Electrical and Computer Engineering
Electrical and Computer Engineering (ECE) is a broad field of diverse career potential. At ISU, you will find faculty with real-world experience dedicated to the success of our students, and small class sizes allowing individual attention at a level not commonly encountered elsewhere. ECE programs give you a strong theoretical foundation in engineering, science, and mathematics, along with practical hands-on laboratory experience. This is to enable you to develop analytical, technical and engineering design skills needed to be a professional in today’s world. Basic discipline-specific core courses introduce many of the various career paths open to you. You can then choose electives that will allow you to specialize further, investigate new opportunities, or concentrate in a specific area. In addition, your senior year culminates in a yearlong team design project where you will work with two or three fellow students to solve a real-world problem.
Why study ECE?
ECE is a rewarding field of study, because the analysis techniques developed can be applied to a variety of subjects in many other fields. For example, in the study of heat flow, a resistor is used to represent thermal insulation. Magnetic devices, such as transformers, are analogous to electrical circuits where the magnetic materials are treated as conductors of magnetic flux. The workings of your brain can be modeled as electrical circuits with capacitors and resistors. A simple circuit made up of a resistor and an inductor can be used to model a loudspeaker. A modern computer can be analyzed as the combination of analog and digital electrical devices working in concert with firmware and software, following logical operations at the algorithmic level. Modern technology – television, radio, cell phones, computers, automobiles, kitchen appliances, grooming aids, etc., fundamentally depends on electrical systems.
What does it take to become an ECE?
Electrical and computer engineers apply scientific and mathematical principles, experience, judgment, and common sense to design and build things that benefit people. Therefore, a student investigating a career in ECE should enjoy problem solving, and should enhance his/her technological abilities and skills by taking mathematics and science courses as much and as early as possible. You should take as many math courses as your school offers, including calculus and trigonometry. Laboratory science courses such as biology, chemistry and physics are also helpful. English and computer programming courses can help prepare you to begin taking required engineering courses early in your college career, and to ensure your success during the study.

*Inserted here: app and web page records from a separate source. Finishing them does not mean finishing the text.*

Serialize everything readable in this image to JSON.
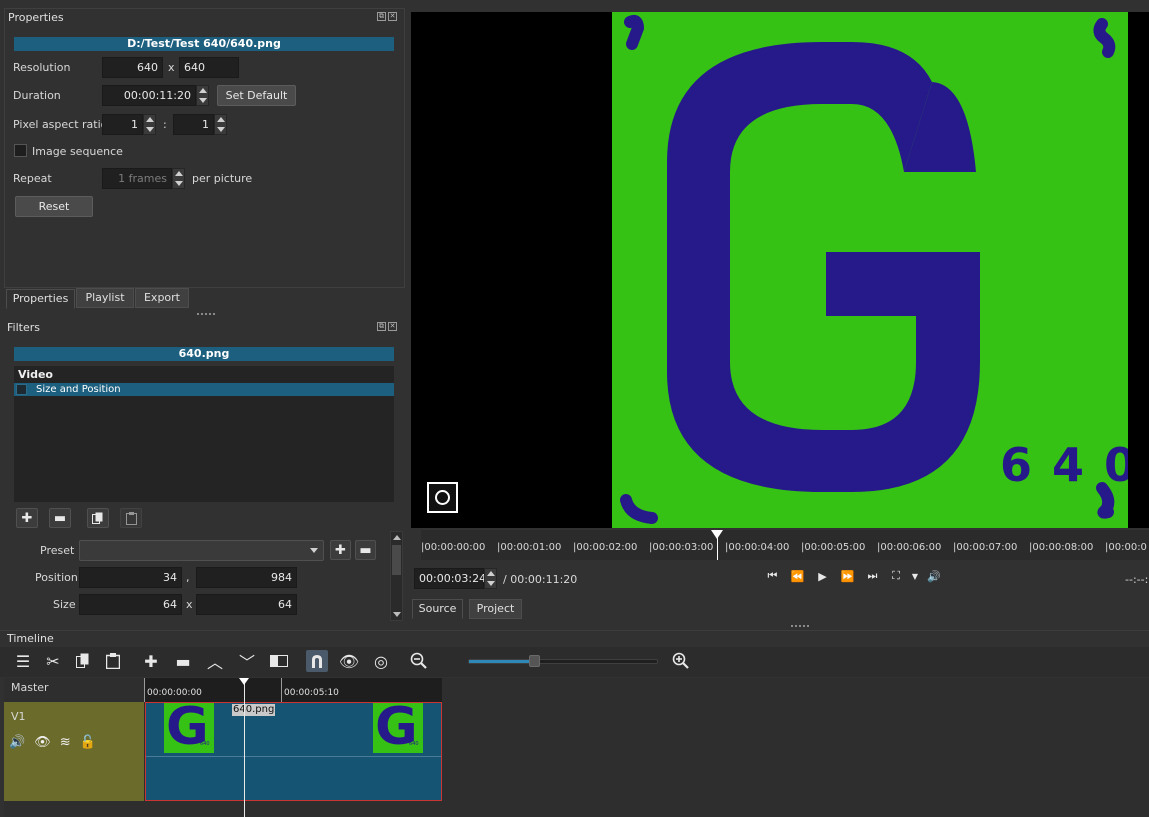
{
  "properties": {
    "title": "Properties",
    "file_path": "D:/Test/Test 640/640.png",
    "resolution_label": "Resolution",
    "resolution_w": "640",
    "resolution_x": "x",
    "resolution_h": "640",
    "duration_label": "Duration",
    "duration_value": "00:00:11:20",
    "set_default_label": "Set Default",
    "par_label": "Pixel aspect ratio",
    "par_num": "1",
    "par_sep": ":",
    "par_den": "1",
    "image_sequence_label": "Image sequence",
    "repeat_label": "Repeat",
    "repeat_value": "1 frames",
    "per_picture_label": "per picture",
    "reset_label": "Reset"
  },
  "left_tabs": [
    "Properties",
    "Playlist",
    "Export"
  ],
  "filters": {
    "title": "Filters",
    "clip_name": "640.png",
    "category": "Video",
    "items": [
      "Size and Position"
    ],
    "preset_label": "Preset",
    "position_label": "Position",
    "position_x": "34",
    "position_sep": ",",
    "position_y": "984",
    "size_label": "Size",
    "size_w": "64",
    "size_sep": "x",
    "size_h": "64"
  },
  "viewer": {
    "glyph": "G",
    "caption": "6 4 0",
    "ruler_labels": [
      "|00:00:00:00",
      "|00:00:01:00",
      "|00:00:02:00",
      "|00:00:03:00",
      "|00:00:04:00",
      "|00:00:05:00",
      "|00:00:06:00",
      "|00:00:07:00",
      "|00:00:08:00",
      "|00:00:0"
    ],
    "current_time": "00:00:03:24",
    "total_time": "/ 00:00:11:20",
    "right_time": "--:--:",
    "tabs": [
      "Source",
      "Project"
    ]
  },
  "timeline": {
    "title": "Timeline",
    "master_label": "Master",
    "ruler_labels": [
      "00:00:00:00",
      "00:00:05:10"
    ],
    "track_name": "V1",
    "clip_label": "640.png",
    "thumb_glyph": "G",
    "thumb_caption": "640"
  },
  "colors": {
    "accent": "#1d5f7e",
    "image_green": "#36c214",
    "image_blue": "#261a8a",
    "track_header": "#6b6b2b",
    "clip_body": "#165473",
    "clip_border": "#cc3333"
  }
}
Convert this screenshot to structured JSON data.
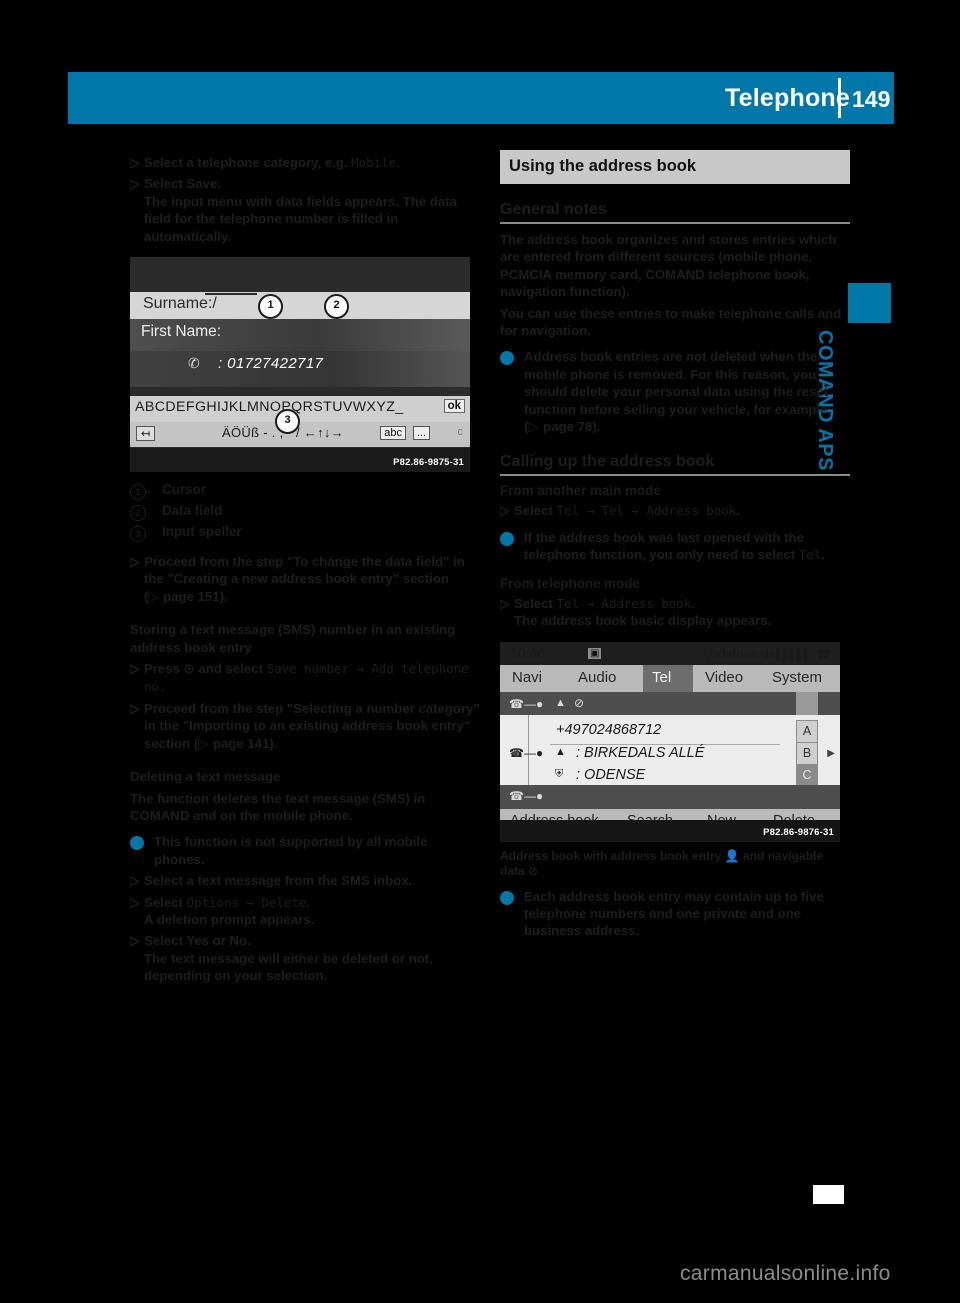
{
  "header": {
    "title": "Telephone",
    "page_number": "149",
    "accent_color": "#0077a8"
  },
  "side_tab": {
    "label": "COMAND APS"
  },
  "left_column": {
    "steps_top": [
      {
        "text": "Select a telephone category, e.g. ",
        "mono": "Mobile",
        "tail": "."
      },
      {
        "text": "Select Save.",
        "mono": "",
        "tail": ""
      }
    ],
    "step_result": "The input menu with data fields appears. The data field for the telephone number is filled in automatically.",
    "screenshot1": {
      "surname_label": "Surname:",
      "surname_value": "/",
      "firstname_label": "First Name:",
      "phone_value": ": 01727422717",
      "phone_icon": "phone-handset-icon",
      "keyboard_row1": "ABCDEFGHIJKLMNOPQRSTUVWXYZ_",
      "keyboard_ok": "ok",
      "keyboard_row2": "ÄÖÜß - . , · / ←↑↓→",
      "keyboard_abc": "abc",
      "keyboard_dots": "...",
      "keyboard_c": "c",
      "callout1": "1",
      "callout2": "2",
      "callout3": "3",
      "code": "P82.86-9875-31"
    },
    "legend": [
      {
        "num": "1",
        "label": "Cursor"
      },
      {
        "num": "2",
        "label": "Data field"
      },
      {
        "num": "3",
        "label": "Input speller"
      }
    ],
    "step_proceed": "Proceed from the step \"To change the data field\" in the \"Creating a new address book entry\" section (",
    "step_proceed_ref": "page 151).",
    "head_storing": "Storing a text message (SMS) number in an existing address book entry",
    "step_press_pre": "Press ",
    "step_press_icon": "⊙",
    "step_press_mid": " and select ",
    "step_press_mono1": "Save number",
    "step_press_arrow": " → ",
    "step_press_mono2": "Add telephone no.",
    "step_proceed2": "Proceed from the step \"Selecting a number category\" in the \"Importing to an existing address book entry\" section (",
    "step_proceed2_ref": "page 141).",
    "head_deleting": "Deleting a text message",
    "para_deleting": "The function deletes the text message (SMS) in COMAND and on the mobile phone.",
    "note_deleting": "This function is not supported by all mobile phones.",
    "step_select_sms": "Select a text message from the SMS inbox.",
    "step_options_pre": "Select ",
    "step_options_mono1": "Options",
    "step_options_arrow": " → ",
    "step_options_mono2": "Delete",
    "step_options_tail": ".",
    "step_options_result": "A deletion prompt appears.",
    "step_yesno": "Select Yes or No.",
    "step_yesno_result": "The text message will either be deleted or not, depending on your selection."
  },
  "right_column": {
    "band_title": "Using the address book",
    "head_general": "General notes",
    "para_general_1": "The address book organizes and stores entries which are entered from different sources (mobile phone, PCMCIA memory card, COMAND telephone book, navigation function).",
    "para_general_2": "You can use these entries to make telephone calls and for navigation.",
    "note_general": "Address book entries are not deleted when the mobile phone is removed. For this reason, you should delete your personal data using the reset function before selling your vehicle, for example (",
    "note_general_ref": "page 78).",
    "head_calling_up": "Calling up the address book",
    "head_from_main": "From another main mode",
    "step_main_pre": "Select ",
    "step_main_mono1": "Tel",
    "step_main_arrow1": " → ",
    "step_main_mono2": "Tel",
    "step_main_arrow2": " → ",
    "step_main_mono3": "Address book",
    "step_main_tail": ".",
    "note_last_opened_pre": "If the address book was last opened with the telephone function, you only need to select ",
    "note_last_opened_mono": "Tel",
    "note_last_opened_tail": ".",
    "head_from_tel": "From telephone mode",
    "step_tel_pre": "Select ",
    "step_tel_mono1": "Tel",
    "step_tel_arrow": " → ",
    "step_tel_mono2": "Address book",
    "step_tel_tail": ".",
    "step_tel_result": "The address book basic display appears.",
    "screenshot2": {
      "clock": "10:06",
      "sim_icon": "sim-card-icon",
      "carrier": "Vodafone.de",
      "signal_icon": "signal-bars-icon",
      "handset_icon": "handset-icon",
      "menu": [
        "Navi",
        "Audio",
        "Tel",
        "Video",
        "System"
      ],
      "selected_menu": "Tel",
      "entry_phone": "+497024868712",
      "entry_street": ": BIRKEDALS ALLÉ",
      "entry_city": ": ODENSE",
      "index_letters": [
        "A",
        "B",
        "C"
      ],
      "buttons": [
        "Address book",
        "Search",
        "New",
        "Delete"
      ],
      "code": "P82.86-9876-31"
    },
    "caption": "Address book with address book entry",
    "caption_icon1": "person-icon",
    "caption_mid": "and navigable data",
    "caption_icon2": "navigable-data-icon",
    "note_entries": "Each address book entry may contain up to five telephone numbers and one private and one business address."
  },
  "footer": {
    "watermark": "carmanualsonline.info"
  }
}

What does ECE at ISU offer?
Depending on your career aspirations and needs, ECE offers degrees ranging from the Bachelor degree to the Doctoral degree. These include B.S. in Electrical Engineering, B.S. in Computer Engineering, M.S. in Electrical and Computer Engineering, and Ph.D. in Engineering and Applied Science. To complement your academic experience, ECE also offers opportunities for you to work as Career Path Interns when you have completed introductory courses in circuits and digital systems.
The Bachelor of Science (BS) program in Electrical Engineering (EE) is accredited by the Engineering Accreditation Commission of ABET, www.abet.org.

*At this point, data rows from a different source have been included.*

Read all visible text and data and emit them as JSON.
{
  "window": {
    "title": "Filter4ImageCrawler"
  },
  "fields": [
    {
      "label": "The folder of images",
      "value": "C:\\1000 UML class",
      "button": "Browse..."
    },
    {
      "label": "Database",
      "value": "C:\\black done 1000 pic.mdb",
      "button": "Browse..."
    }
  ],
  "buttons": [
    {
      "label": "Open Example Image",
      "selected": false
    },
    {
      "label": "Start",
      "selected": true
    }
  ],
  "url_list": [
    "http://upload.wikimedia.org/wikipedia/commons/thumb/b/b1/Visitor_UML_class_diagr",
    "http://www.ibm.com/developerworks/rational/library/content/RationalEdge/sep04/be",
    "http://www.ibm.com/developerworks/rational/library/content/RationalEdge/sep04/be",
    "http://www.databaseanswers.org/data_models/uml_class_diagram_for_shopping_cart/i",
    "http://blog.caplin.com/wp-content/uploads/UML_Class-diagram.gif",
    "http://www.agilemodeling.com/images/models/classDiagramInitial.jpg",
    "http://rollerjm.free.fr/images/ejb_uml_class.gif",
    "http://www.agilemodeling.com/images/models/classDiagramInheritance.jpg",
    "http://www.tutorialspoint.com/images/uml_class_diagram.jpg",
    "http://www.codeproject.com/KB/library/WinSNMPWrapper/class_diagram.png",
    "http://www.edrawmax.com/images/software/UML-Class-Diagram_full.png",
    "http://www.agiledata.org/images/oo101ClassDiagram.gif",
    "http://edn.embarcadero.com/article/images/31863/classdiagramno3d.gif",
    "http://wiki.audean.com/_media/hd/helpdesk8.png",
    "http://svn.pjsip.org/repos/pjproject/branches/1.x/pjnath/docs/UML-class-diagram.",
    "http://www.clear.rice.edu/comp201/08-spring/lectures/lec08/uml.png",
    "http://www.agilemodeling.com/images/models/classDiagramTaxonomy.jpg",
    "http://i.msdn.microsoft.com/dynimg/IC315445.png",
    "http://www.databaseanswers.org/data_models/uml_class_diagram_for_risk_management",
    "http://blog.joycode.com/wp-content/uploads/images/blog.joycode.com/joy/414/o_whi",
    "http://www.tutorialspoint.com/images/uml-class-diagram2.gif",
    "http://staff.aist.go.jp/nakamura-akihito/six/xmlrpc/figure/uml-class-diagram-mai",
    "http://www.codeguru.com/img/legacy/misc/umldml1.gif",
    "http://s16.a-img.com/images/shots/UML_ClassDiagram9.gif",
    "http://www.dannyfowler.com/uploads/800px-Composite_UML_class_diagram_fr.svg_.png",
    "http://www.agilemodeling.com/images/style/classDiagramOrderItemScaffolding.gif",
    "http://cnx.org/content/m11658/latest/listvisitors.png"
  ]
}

Program Educational Objectives
- Depth and Breadth: Produce graduates who demonstrate broad and in-depth knowledge in the practice of, or advanced study of, electrical engineering.
- Career Development: Produce graduates who will demonstrate and maintain the necessary knowledge and skills throughout their careers to solve problems in the complex modern work environment.
- Professionalism: Produce graduates who demonstrate an ability to manage and uphold professional responsibilities.
- An ability to identify, formulate and solve complex engineering problems by applying principles of engineering, science and mathematics.
- An ability to apply engineering design to produce solutions that meet specified needs with consideration of public health, safety and welfare as well as global, cultural, social, environmental and economic factors.
- An ability to communicate effectively with a range of audiences.
- An ability to recognize ethical and professional responsibilities in engineering situations and make informed judgements, which must consider the impact of engineering solutions in global, economic environmental and societal contexts.
- An ability to function effectively on a team whose members together provide leadership, create a collaborative and inclusive environment, establish goals, plan tasks and meet objectives.
- An ability to develop and conduct appropriate experimentation, analyze and interpret data, and use engineering judgment to draw conclusions.
- An ability to acquire and apply new knowledge as needed, using appropriate learning strategies.
We have two default advisors in the ECE department. Depending on the degree program you are interested in, please contact one of the advisors listed below to set up a time to meet with him or her. Or, if you have another faculty member in the department that you would like to work with, you can select that person. For all our faculty contact information, please see the faculty page.
Freshman and sophomore students: Mr. Dylan Koenig, email@example.com, (208) 282-3344
PhD and MS degree programs: Dr. Andrew Chrysler, firstname.lastname@example.org, (208) 282-3808
Your advisor will help you complete the form(s) to declare the degree you are interested in.
For more advising information and resources, also visit: Central Academic Advising website
Annual Enrollment and Graduation Data
|Academic Year||Fall Undergraduate
The Electrical and Computer Engineering Department has access to several facilities and laboratories. Visit these at our website.